Friday, November 15, 2013
Redskins hope they learned their lesson
By John Keim
ASHBURN, Va. -- The Washington Redskins thought they knew what was coming. In many ways they did. Stopping it, though, proved much tougher. They prepared all summer for a style of play they hadn't seen at a pace they rarely defended.
Now the Redskins get a second chance with 10 weeks of game film at their disposal. Before the opener the Redskins watched film of Chip Kelly's offense at Oregon and also the Eagles' preseason games. Now they have something more tangible.
LeSean McCoy rushed for 184 yards and a touchdown in the first meeting with the Redskins.
“Immensely, it's going to help us," Redskins corner DeAngelo Hall said. “We got a lot of film on them. We know what's been working against them. They've been rolling the last couple weeks."
Yes, quarterback Nick Foles has been hot, with 10 touchdown passes the past two games -- and 16 for the season. With no interceptions. But their biggest task: Stop running back LeSean McCoy, who gained 184 for the opener.
“We've got to stop the run better this time," Redskins linebacker Ryan Kerrigan said. “That will be our focus."
The Redskins learned a lesson, or three, in that opener.
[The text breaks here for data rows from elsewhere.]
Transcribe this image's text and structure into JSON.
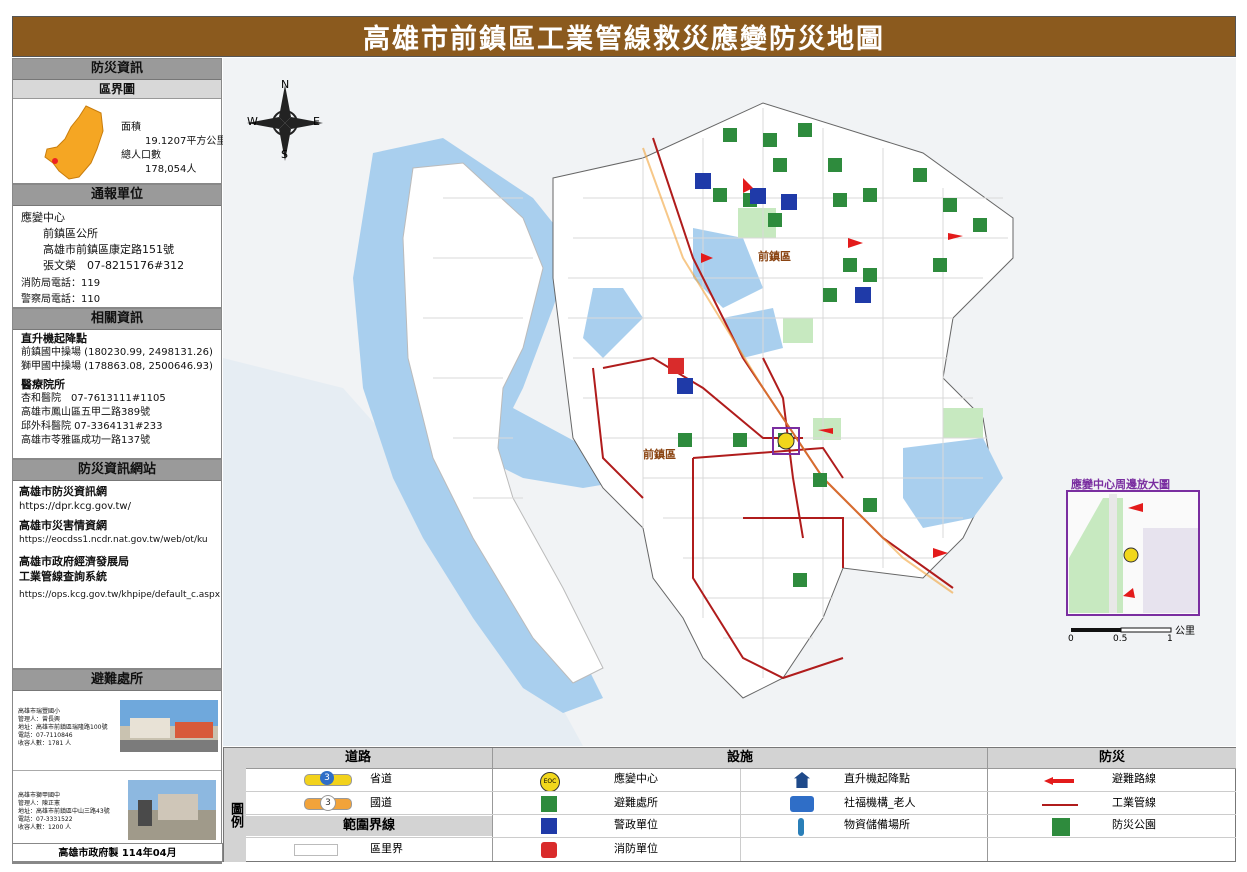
{
  "title": "高雄市前鎮區工業管線救災應變防災地圖",
  "sidebar": {
    "disaster_info_header": "防災資訊",
    "district_map_header": "區界圖",
    "area_label": "面積",
    "area_value": "19.1207平方公里",
    "population_label": "總人口數",
    "population_value": "178,054人",
    "report_header": "通報單位",
    "eoc_title": "應變中心",
    "eoc_name": "前鎮區公所",
    "eoc_address": "高雄市前鎮區康定路151號",
    "eoc_contact": "張文榮　07-8215176#312",
    "fire_phone": "消防局電話：119",
    "police_phone": "警察局電話：110",
    "related_header": "相關資訊",
    "heli_title": "直升機起降點",
    "heli_1": "前鎮國中操場 (180230.99, 2498131.26)",
    "heli_2": "獅甲國中操場 (178863.08, 2500646.93)",
    "hospital_title": "醫療院所",
    "hosp_1": "杏和醫院　07-7613111#1105",
    "hosp_1_addr": "高雄市鳳山區五甲二路389號",
    "hosp_2": "邱外科醫院  07-3364131#233",
    "hosp_2_addr": "高雄市苓雅區成功一路137號",
    "web_header": "防災資訊網站",
    "web_1_title": "高雄市防災資訊網",
    "web_1_url": "https://dpr.kcg.gov.tw/",
    "web_2_title": "高雄市災害情資網",
    "web_2_url": "https://eocdss1.ncdr.nat.gov.tw/web/ot/ku",
    "web_3_title_a": "高雄市政府經濟發展局",
    "web_3_title_b": "工業管線查詢系統",
    "web_3_url": "https://ops.kcg.gov.tw/khpipe/default_c.aspx",
    "shelter_header": "避難處所",
    "shelter_1": [
      "高雄市瑞豐國小",
      "管理人：曾長興",
      "地址：高雄市前鎮區瑞隆路100號",
      "電話：07-7110846",
      "收容人數：1781 人"
    ],
    "shelter_2": [
      "高雄市獅甲國中",
      "管理人：陳正憲",
      "地址：高雄市前鎮區中山三路43號",
      "電話：07-3331522",
      "收容人數：1200 人"
    ],
    "footer": "高雄市政府製 114年04月"
  },
  "map": {
    "district_label_1": "前鎮區",
    "district_label_2": "前鎮區",
    "inset_title": "應變中心周邊放大圖",
    "scale_0": "0",
    "scale_1": "0.5",
    "scale_2": "1",
    "scale_unit": "公里",
    "compass_n": "N",
    "compass_s": "S",
    "compass_e": "E",
    "compass_w": "W"
  },
  "legend": {
    "side_label": "圖例",
    "road_header": "道路",
    "facility_header": "設施",
    "disaster_header": "防災",
    "boundary_header": "範圍界線",
    "provincial_road": "省道",
    "national_road": "國道",
    "village_boundary": "區里界",
    "eoc": "應變中心",
    "shelter": "避難處所",
    "police": "警政單位",
    "fire": "消防單位",
    "heli": "直升機起降點",
    "welfare": "社福機構_老人",
    "storage": "物資儲備場所",
    "evac_route": "避難路線",
    "pipeline": "工業管線",
    "park": "防災公園",
    "road3": "3",
    "eoc_badge": "EOC"
  },
  "colors": {
    "title_bg": "#8B5A1E",
    "pipeline": "#b01c1c",
    "evac_arrow": "#e31b1b",
    "shelter_green": "#2e8b3d",
    "police_blue": "#1f3aa8",
    "water": "#a9cfee",
    "inset_border": "#7a2ea0"
  }
}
They hope, too, that certain aspects of their defense have improved enough to make a difference in the second meeting.
For example, the Redskins say their safeties did a good job in the first game, but it was Bacarri Rambo's first NFL game (and start) and corner E.J. Biggers was moved to safety for this game. That's a tough task for any safety, let alone two who had a combined zero previous starts at the position.
Rambo has played better since returning from his benching and has been more decisive. And it's not as if he were to blame for this game. But there are two plays he's handling better now than he did in that one. In that game, Rambo slowed down too much as quarterback Michael Vick tried to block him on a LeSean McCoy run around left end. Because Biggers had contain on the outside it didn't hurt, but since that game Rambo has done a better job taking on those blocks more aggressively, while staying in his path.
On the next drive, Rambo hesitated while racing up to attack Vick, who kept around left end off the zone read. That hesitation led to a juke and 36-yard gain. The Redskins now have Brandon Meriweather at safety; Reed Doughty played in the first game, but not until the second half when the Eagles were trying to run out the clock and using two-receiver sets.
Rambo was far from alone in hesitating. Fletcher, in the first half at least, paused on several plays because of the multiple run/pass options Philadelphia has on some plays. They caught Washington twice on passes to the tight end, thanks to having to defend: a hand-off to the back; the quarterback keeper and a bubble screen to the right.
“We're definitely more prepared now," Fletcher said. “It's one thing to try and practice and simulate what we expected them to be, but it was another thing when we faced it and you go watch it and see the tempo and the formations and different things they hit you with."
The Redskins say they played better in the second half in part because they shifted some alignments up front, allowing them to stop the Eagles' dive play better as well as the quarterback run. At times the linebackers weren't as far back in their alignment and were able to play more aggressively. Other times it was just a matter of getting off blocks better. Having nose tackle Barry Cofield play without a club, as he did in the first game, is a plus, too.
The Eagles used unbalanced lines and shifted quite a bit to try and force the Redskins out of position.
“We were able to settle down and make sure everyone gets aligned properly," Orakpo said. “The first half we weren't aligned correctly. That's why McCoy kept having so many yards rushing and kept having huge holes. That was a major thing we got adjusted and just played our defense."
They'll have to adjust to tackling in the open field, something they did not do well. The Eagles consistently put them in one-on-one situations in space, which is one reason why they managed 8.0 yards after the catch (fourth most in the NFL for Week 1, according to ESPN Stats & Information). They gained 58 yards after contact on the ground, though that was limited in part because the backs weren't getting hit at times until they were downfield.
“It's hard, but it definitely can be done," Hall said of stopping the Eagles. “They've lost a couple games; teams have definitely been able to stop those guys."
The Redskins' offense has played much better since that first game, which was Robert Griffin III's first game action since the January playoff loss to Seattle. The Redskins lost a fumble and then had another one they recovered in their own end zone for a safety. Washington's offense must perform better to reduce pressure on the defense, as it did in the second half of the opener when they cut a 33-7 deficit to the final score.
The Redskins held Philadelphia to 123 total yards in the second half, though McCoy still gained 63 yards on 11 carries, though 34 came on one run. They used more seven-man boxes in the second half, among other tactics.
They also ran plays at more of a turbo pace than Washington had been used to. The Redskins felt they handled that well.
“I wasn't fatigued," Hall said. “So fatigue didn't play into it. Just a variety of plays and we didn't know what to expect. It was a little overwhelming at times. That definitely played a part in a lot of their success against us. We got a good dose of what they're gonna do."